Play denounces stereotypes about mentally challenged people

The cast of Madness: Songs of Hope and Despair, which is being staged at the Baxter Theatre.

Mentally ill people across the country are often ridiculed, undermined and some even abandoned by their families.

In many cases they are abused and described as insane. However, a musical play titled Madness: Songs of Hope and Despair, being staged at the Baxter Theatre, in Rondebosch, is aimed at denouncing the senseless abuse faced by these vulnerable members of our community.

Dr Sean Baumann’s play will run from today, Thursday February 9, until Sunday February 19.

With the country still battling to come to grips with the shocking news of the death of 94 mentally ill people who died in Johannesburg, the show hopes to change the negative perception people have towards them.

The 94 patients had been moved from the Life Esidimeni health care centre to NGOs where they died from neglect or the NGOs not having the capability to care for them.

Dr Baumann is a senior specialist psychiatrist in the department of psychiatry and mental health at UCT and a consultant at Valkenberg Hospital.

The concept of the show arose from a concern that the plight of the seriously mentally ill is either ignored or misunderstood, and that contributes significantly to their suffering.

Tenor singer Monwabisi Lindi, from Khayelitsha, who is the main actor, said the show solely attempts to be the voice of those deemed insane and it truly reflects the real challenges that mentally ill people grapple with every day.

He said mentally ill people are treated like outcasts and are seen as people who do not have emotions.

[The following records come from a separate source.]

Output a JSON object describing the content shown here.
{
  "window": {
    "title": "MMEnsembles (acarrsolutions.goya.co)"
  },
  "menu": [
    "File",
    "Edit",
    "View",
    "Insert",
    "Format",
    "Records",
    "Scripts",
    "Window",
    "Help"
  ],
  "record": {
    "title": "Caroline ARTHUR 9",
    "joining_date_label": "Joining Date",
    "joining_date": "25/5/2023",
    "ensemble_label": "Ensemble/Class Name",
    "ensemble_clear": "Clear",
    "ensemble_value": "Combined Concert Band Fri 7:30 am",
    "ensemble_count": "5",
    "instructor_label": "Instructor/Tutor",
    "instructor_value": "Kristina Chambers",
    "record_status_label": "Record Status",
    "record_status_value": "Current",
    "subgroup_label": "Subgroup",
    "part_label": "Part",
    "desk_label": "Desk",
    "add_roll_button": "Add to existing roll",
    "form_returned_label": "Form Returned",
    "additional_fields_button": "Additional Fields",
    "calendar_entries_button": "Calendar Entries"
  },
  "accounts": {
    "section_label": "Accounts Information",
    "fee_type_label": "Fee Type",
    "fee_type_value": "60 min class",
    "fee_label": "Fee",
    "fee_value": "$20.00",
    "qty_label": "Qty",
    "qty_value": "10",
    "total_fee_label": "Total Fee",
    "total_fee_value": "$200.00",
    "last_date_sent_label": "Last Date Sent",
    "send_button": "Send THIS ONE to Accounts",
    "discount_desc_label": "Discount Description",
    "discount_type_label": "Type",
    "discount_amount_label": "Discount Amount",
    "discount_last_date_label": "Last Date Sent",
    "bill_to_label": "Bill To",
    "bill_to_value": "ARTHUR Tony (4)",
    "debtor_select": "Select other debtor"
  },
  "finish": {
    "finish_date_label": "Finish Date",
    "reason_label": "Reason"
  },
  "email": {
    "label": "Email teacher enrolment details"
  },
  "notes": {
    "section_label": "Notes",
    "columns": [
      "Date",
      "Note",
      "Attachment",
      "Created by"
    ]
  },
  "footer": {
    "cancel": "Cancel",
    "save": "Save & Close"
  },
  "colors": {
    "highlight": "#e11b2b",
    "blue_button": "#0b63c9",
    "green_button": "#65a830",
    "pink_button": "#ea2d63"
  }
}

He said their dignity and integrity as human beings are undermined.

He said the play challenges people to put themselves in the shoes of mentally ill people in order to understand their challenges.

Lindi said the show details some of the circumstances which lead to mental breakdown and illness. He adds that as African people there is a myth that if someone is mentally ill it is because of witchcraft.

He called on community based organisations and other stakeholders to host awareness campaigns to promote and protect the rights of mentally ill people. The show consists of nine cast members who play different roles such as doctors, nurses, traditional healers and psychiatrist.

They also include sopranos Linda Nteleza, Palesa Portia Malieloa, altos Nolubabalo Mdayi, Fikile Mthetwa, Vuyisa Jack and Siphesihle Mdena and basses Lungile Halam and Ebenezer Sawuli Madoda.

Talking about his character, Lindi said he portrays a young man from the Eastern Cape who is ambitious and has dreams of being an architect.

He then moves to Cape Town to study at the University of Cape Town. But shortly after he graduates he begins to be tormented by voices in his head telling him that he is mad.

Asked about the challenges of portraying such a character, Lindi said it was not difficult.

“The show takes you on a roller-coaster of emotions and it will surely keep you at the edge of your seats. It truly reflects the challenges of being a mentally ill person and it depicts how they view the world.

“We need to not belittle other people irrespective of the illness they have because we don’t really know their story before they become sick,” he said.

Another cast member, Nolubabalo Mdayi, also from Khayelitsha, shared the same sentiment, saying people who are mentally ill need to be treated like anyone else.

She strongly believes that there is a need for such shows and people who live in the township should watch it in order to better understand the real challenges of those who suffer from mental illness.

The play uses a combination of music, both live and some recorded, song and visual imagery in an attempt to portray the complexities of the worlds that mentally ill people find themselves in.

Dr Baumann’s libretto is brought to life through music composed by Galina Juritz with Dizu Plaatjies, conducted by Chad Hendricks and directed by Lara Foot. Fiona Moodie integrates her own artworks with that of work by patients of Valkenberg Hospital, with video design by Koeka Stander and lighting design by Patrick Curtis.

The small orchestra is made up of musicians Matthijs van Dijk and Galina Juritz (violins), Sarah Evans/Asra Isaacs (viola), Luke Otto/Robert Jeffery (cello), Graham H Strickland (upright bass), Gene Kierman (French horn) and Zeke Le Grange on saxophone.

Madness: Songs of Hope and Despair will be staged nightly at 8pm with Sunday performances on February 12 and 19, at 6pm. There is an age restriction of 14 years. Proceeds from ticket sales will be donated to Cape Mental Health and Friends of Valkenberg.

Tickets cost R150. Book through Computicket. For discounted corporate, schools or block-bookings, charities or fundraisers, contact Sharon on 021 680 3962, email sharon.ward@uct.ac.za or Carmen on 021 680 3993, email carmen.kearns@uct.ac.za